You can make up your own mind about the Mirai’s accentuated wedge styling. Some might consider it too progressive (not me), possibly even too aggressive, especially at the front (not me), but like it or not, it certainly has its own strong identity, and that’s no bad thing.
The Mirai’s interior design is mildly futuristic and the 4-seater cabin has a very contemporary feel. It’s comfy, adequately spacious and with just the one spec grade it’s well equipped as standard with touch-sensitive, sliding temperature controls, a JBL 11-speaker audio system, rain-sensing and de-icing wipers, a rear-view camera, Toyota’s Touch 2 with Go Plus multimedia/nav system and a wireless smartphone charger among much else.
Ultimately though, the Mirai feels no more opulent than a well-specced Avensis – which, incidentally, has a substantially bigger boot – and it’s much less sumptuous than a £60k Audi, BMW, Jag, Lexus or Merc.
Toyota says we should “Think of a fuel cell vehicle as a hybrid car where the petrol tank and combustion engine are replaced by a hydrogen tank and a fuel cell stack”. More accurately, think of the Mirai as car where the petrol/diesel tank and combustion engine are replaced by a hydrogen tank (two in this case), a fuel cell stack (which allows the hydrogen gas to react with oxygen from the outside air to produce electricity), a battery (to store and distribute energy generated from braking) and an electric motor.
The only bi-product or emission of the hydrogen-to-electricity process is water – 7 litres of it per 100km, which drips from a concealed plastic tube.
So where does hydrogen come from?
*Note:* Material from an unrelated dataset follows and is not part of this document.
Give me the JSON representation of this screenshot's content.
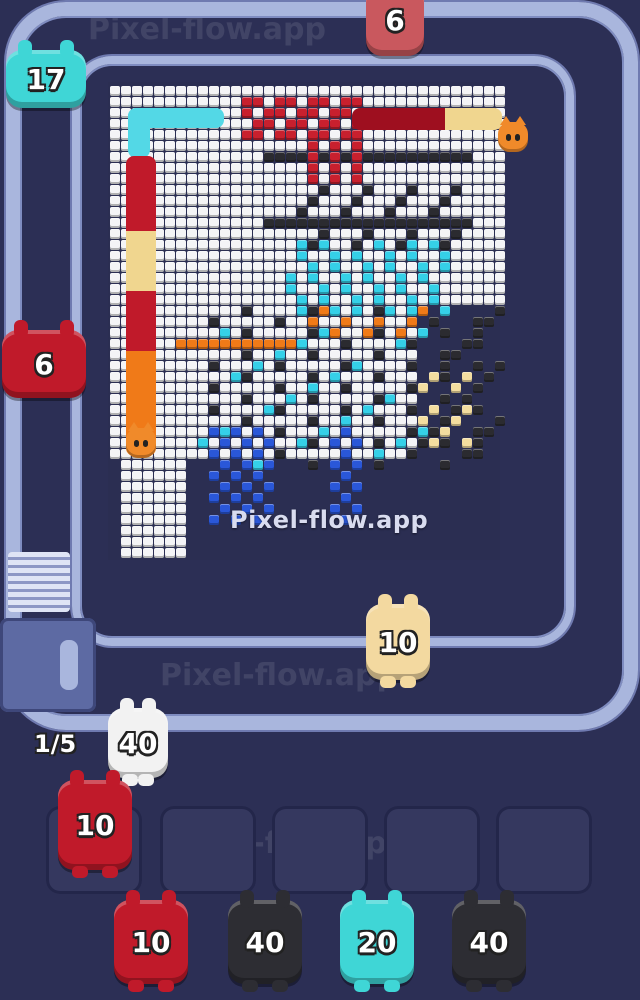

Pretty much anywhere really, from biomass, natural gas or from water by electrolysis. That bit is relatively simple, renewable and eco-friendly.
Transferring the hydrogen from nozzle to the Mirai’s twin tanks at the required 700 bar is also a problem solved. The tanks, by the way, have a combined 122.4-litre capacity, but due to the high level of pressurization, hydrogen is measured by weight. Together the Mirai’s twin tanks hold up to 5kg.
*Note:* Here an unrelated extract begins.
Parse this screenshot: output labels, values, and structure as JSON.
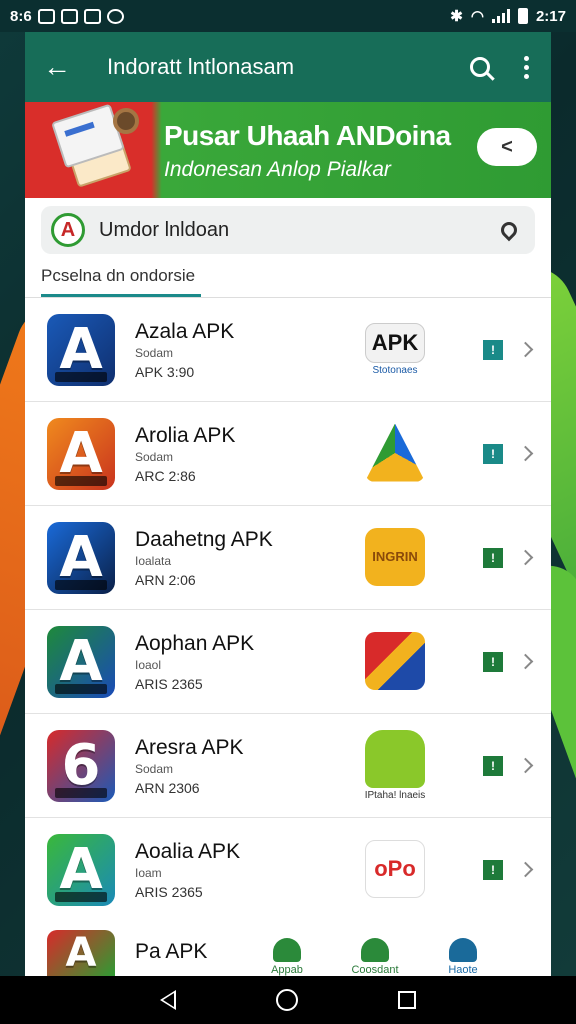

At present hydrogen is about £10 per kg, so to fill a Mirai costs about £50 (included in Toyota’s leasing deal), which in turn gives a range of about 300 miles. To compare; a combustion-engined car averaging 50mpg would go about 200 miles further on £50 of fuel.
Unlike recharging the batteries on a plug-in or EV, the hydrogen filling process is as quick as with petrol or diesel – less than five minutes, but because it’s on account at a dedicated station, you won’t find yourself queuing to pay behind supermarket shoppers.
In a game of word association, ‘Hydrogen’ is likely to be followed by ‘Bomb’, but Toyota is very keen to reassure that safety is also taken care of as the Mirai’s tanks are bullet-proof and the car has been subjected to a uniquely intensive crash-test program. Should a fuel leak occur then, being 14x lighter than air, the hydrogen will rise and disperse harmlessly into the atmosphere. Should there be an abnormal rise in temperature, eg. a fire, then pressure relief device gradually releases the hydrogen to prevent overpressure or explosion. But ‘bulletproof’? Well yes – they’ve even shot the tanks with a high-velocity rifle to be sure.
The Mirai’s also been tested in all climates and it starts and operates in temperatures as low as –30°C.
So, the main issue for owners is hydrogen availability as in the UK at present you can only refuel a Mirai at Heathrow, Hendon and Swindon, with a Teddington ‘pump’ opening later this year. The hydrogen infrastructure is due to expand though, with two more (East London and Sheffield) in 2016, a further 10 or so by mid 2017 and a total of 65 by 2020 if all goes according to plan.
Should you buy one? Assuming you’re sufficiently flush, that you live in reasonable proximity to a refueling facility and that you’re an eager early adopter who’s excited by the notion of an emissions-free power station on wheels, I really don’t see why not.